Although many business leaders may want more government incentives to encourage them to act, they are satisfied with the support from the financial sector. Forty-five percent say that the financial sector is, itself, investing the right amount in sustainability initiatives, although 28 percent say it invests too little and 26 percent too much. Meanwhile, 75 percent of c-suite decision makers have confidence in the financial sector to provide funding for sustainability initiatives.
DNA On The Menu In 11,000 Restaurants
More than 11,000 U.S. restaurants that serve Braveheart Black Angus Beef are now able to assure diners a guarantee of quality about their premium Angus beef through DNA TraceBack, the nation’s first-of-its-kind assurance of quality and commitment.
Braveheart Black Angus Beef is the premier brand of quality Angus beef exclusively supplied by Performance Food Group (PFG), Richmond, VA.

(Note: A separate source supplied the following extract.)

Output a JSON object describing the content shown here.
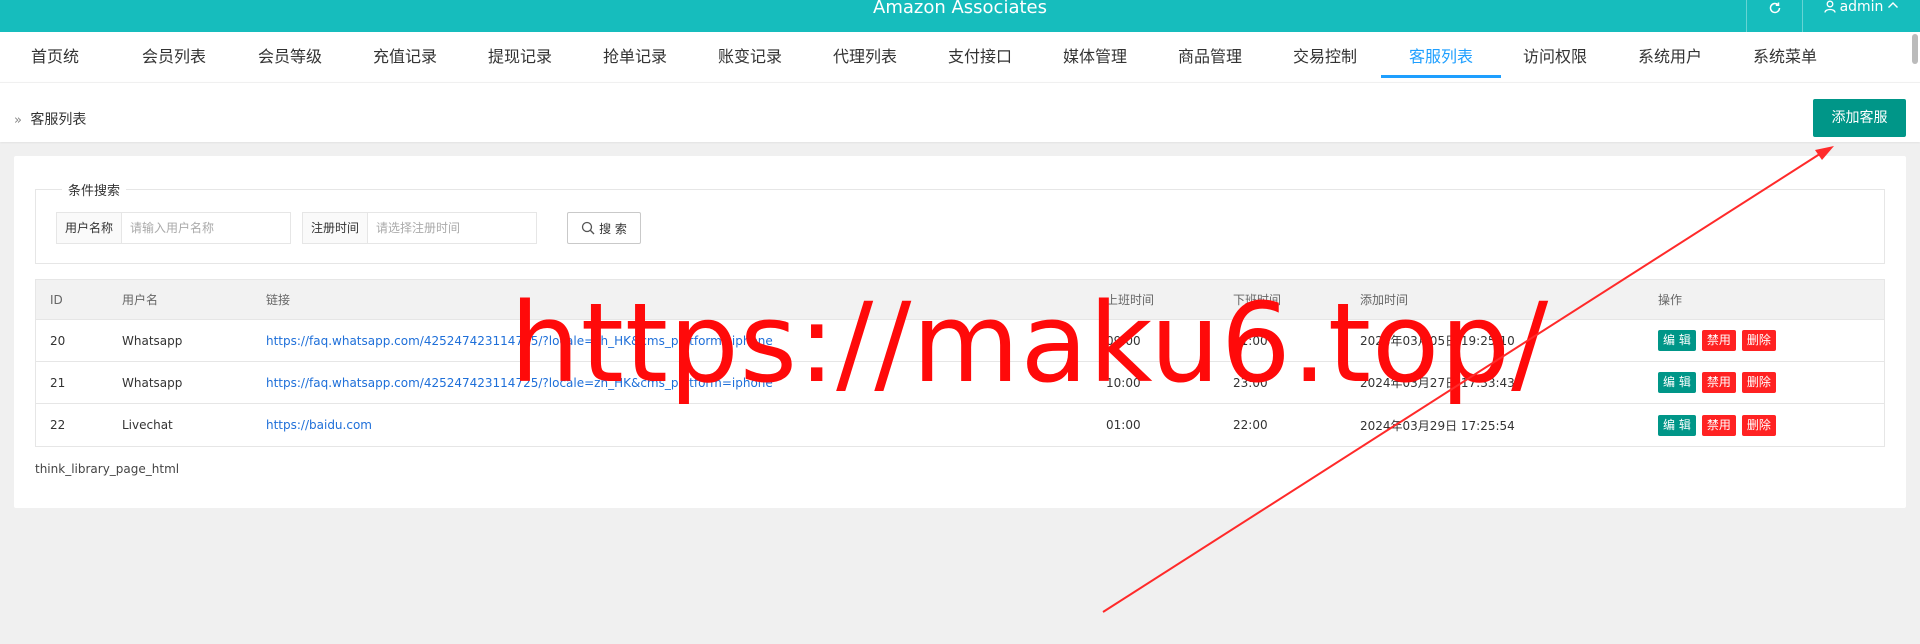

DNA TraceBack is the proprietary DNA-based traceability system developed by IdentiGEN North America, Lawrence, KS. PFG has teamed with IdentiGEN to set a new standard in the U.S. food service industry by using DNA to assure restaurant patrons that the beef they’re eating came from corn-fed Angus cattle raised in the American Midwest.
“We’re using DNA to assure our customers that the precise standards behind Braveheart Black Angus Beef are being met,” says George Holm, president and CEO of PFG. “It’s part of our fearless commitment to quality.”
PFG sets exacting standards for its cattle. All Braveheart beef products—from steaks to hamburger—must come from Angus cattle humanely raised in the Midwest on an all-vegetarian, corn-based diet for superior flavor and tenderness. All Braveheart beef is processed to unmatched high standards in the industry, using the most modern and effective techniques to produce a consistent, high-yield, safe and superior product.
Deployment of Braveheart Black Angus Beef with DNA TraceBack will begin today at four processing plants and at the more than 11,000 restaurants, food service outlets and grocery retailers that offer Braveheart Black Angus Beef. Braveheart’s restaurant customers will then be able to include the DNA TraceBack seal on their menus.
Widely used in Europe for more than a decade, DNA TraceBack employs the animal’s unique DNA profile to inexpensively and quickly verify brand claims for beef and pork.
DNA will also be used to continually improve the genetics of the Braveheart Black Angus cattle herds to favor those animals that deliver the best qualities for a premium end product.
FDA’s First FSMA Rules
To Take Effect In July
The U.S. Food and Drug Administration has announced two new regulations that will help ensure the safety and security of foods in the United States.
The rules are the first to be issued by the FDA under the new authorities granted the agency by the FDA Food Safety Modernization Act (FSMA), signed into law by President Obama in January. Both rules will take effect July 3, 2011.
The first rule strengthens FDA’s ability to prevent potentially unsafe food from entering commerce. It allows the FDA to administratively detain food the agency believes has been produced under insanitary or unsafe conditions. Previously, the FDA’s ability to detain food products applied only when the agency had credible evidence that a food product presented was contaminated or mislabeled in a way that presented a threat of serious adverse health consequences or death to humans or animals.
Beginning in July, the FDA will be able to detain food products that it has reason to believe are adulterated or misbranded for up to 30 days, if needed, to ensure they are kept out of the marketplace. The products will be kept out of the marketplace while the agency determines whether an enforcement action such as seizure or federal injunction against distribution of the product in commerce is necessary.
Before this new rule, the FDA would often work with state agencies to embargo a food product under the state’s legal authority until federal enforcement action could be initiated in federal court. In keeping with other provisions in the FSMA, FDA will continue to work with state agencies on food safety and build stronger ties with those agencies.
The second rule requires anyone importing food into the United States to inform the FDA if any country has refused entry to the same product, including food for animals.